I missed the article earlier this week in the British Medical Journal, in which Brian Deer sets out how the vaccine crisis sparked off by Dr Andrew Wakefield’s false claims about a link between the MMR vaccine, autism and bowel disease was intended to support secret businesses that were intended to make huge sums of money in Britain and America.
I would have expected this to attract a large amount of attention – particularly in those newspapers who covered Wakefield’s original claims in so much detail and carried on doing so even as they became increasingly discredited. So far – in an admittedly cursory glance – the only coverage I can find is in The Sun:
“DISGRACED doctor Andrew Wakefield plotted to make £28million a year from the MMR jab panic he triggered, it emerged last night.

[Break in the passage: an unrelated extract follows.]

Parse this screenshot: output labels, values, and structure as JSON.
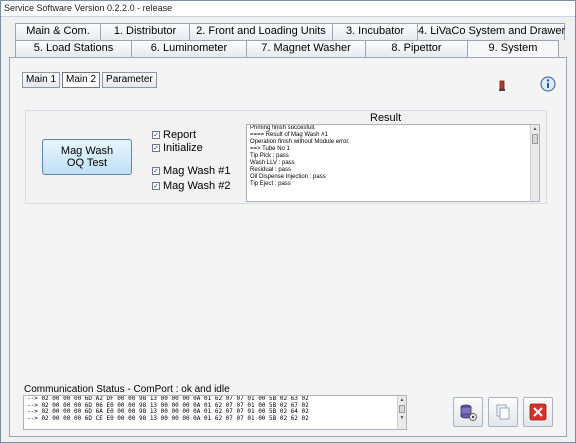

Wakefield – struck off last year – aimed to set up secret businesses to cash in on fears that the triple inoculation was linked to autism.

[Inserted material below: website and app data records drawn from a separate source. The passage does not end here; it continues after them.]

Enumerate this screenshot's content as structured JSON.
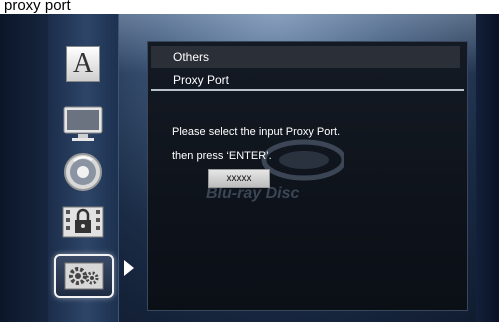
{
  "top_title": "proxy port",
  "sidebar": {
    "items": [
      {
        "icon": "font-a-icon",
        "glyph": "A",
        "active": false
      },
      {
        "icon": "monitor-icon",
        "active": false
      },
      {
        "icon": "disc-icon",
        "active": false
      },
      {
        "icon": "film-lock-icon",
        "active": false
      },
      {
        "icon": "settings-gears-icon",
        "active": true
      }
    ]
  },
  "breadcrumb": {
    "level1": "Others",
    "level2": "Proxy Port"
  },
  "dialog": {
    "line1": "Please select the input Proxy Port.",
    "line2": "then press ‘ENTER’.",
    "input_value": "xxxxx"
  },
  "watermark": {
    "text": "Blu-ray Disc"
  },
  "colors": {
    "panel_bg": "#0e131b",
    "crumb_bg": "#2b2f37",
    "accent_white": "#ffffff",
    "sidebar_blue": "#2d4568"
  }
}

The ex-surgeon thought he could make a fortune in clinics offering parents diagnostic tests for their children so they could possibly sue health authorities.

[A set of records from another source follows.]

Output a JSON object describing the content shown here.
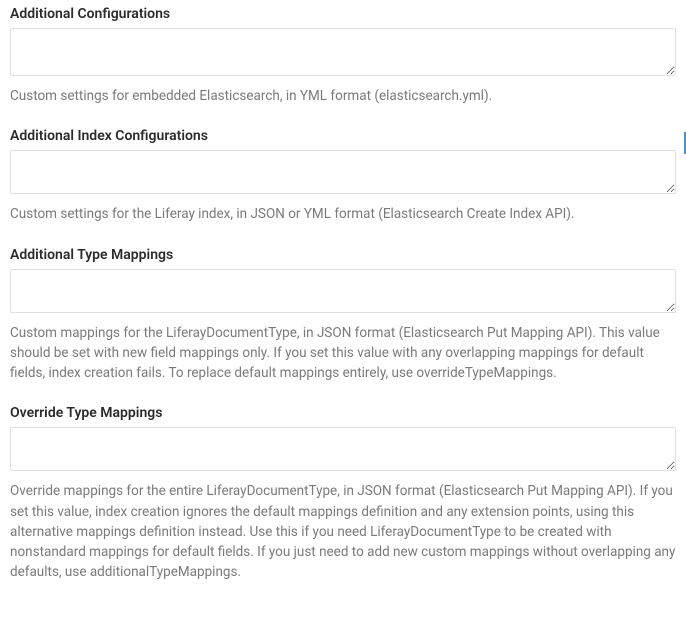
{
  "fields": [
    {
      "label": "Additional Configurations",
      "value": "",
      "help": "Custom settings for embedded Elasticsearch, in YML format (elasticsearch.yml)."
    },
    {
      "label": "Additional Index Configurations",
      "value": "",
      "help": "Custom settings for the Liferay index, in JSON or YML format (Elasticsearch Create Index API)."
    },
    {
      "label": "Additional Type Mappings",
      "value": "",
      "help": "Custom mappings for the LiferayDocumentType, in JSON format (Elasticsearch Put Mapping API). This value should be set with new field mappings only. If you set this value with any overlapping mappings for default fields, index creation fails. To replace default mappings entirely, use overrideTypeMappings."
    },
    {
      "label": "Override Type Mappings",
      "value": "",
      "help": "Override mappings for the entire LiferayDocumentType, in JSON format (Elasticsearch Put Mapping API). If you set this value, index creation ignores the default mappings definition and any extension points, using this alternative mappings definition instead. Use this if you need LiferayDocumentType to be created with nonstandard mappings for default fields. If you just need to add new custom mappings without overlapping any defaults, use additionalTypeMappings."
    }
  ]
}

Wakefield, 53, hoped to make even more by supplying “replacement” vaccines. But he had not even completed his MMR research – later discredited by experts – when he met managers at a top medical school to discuss business ventures.”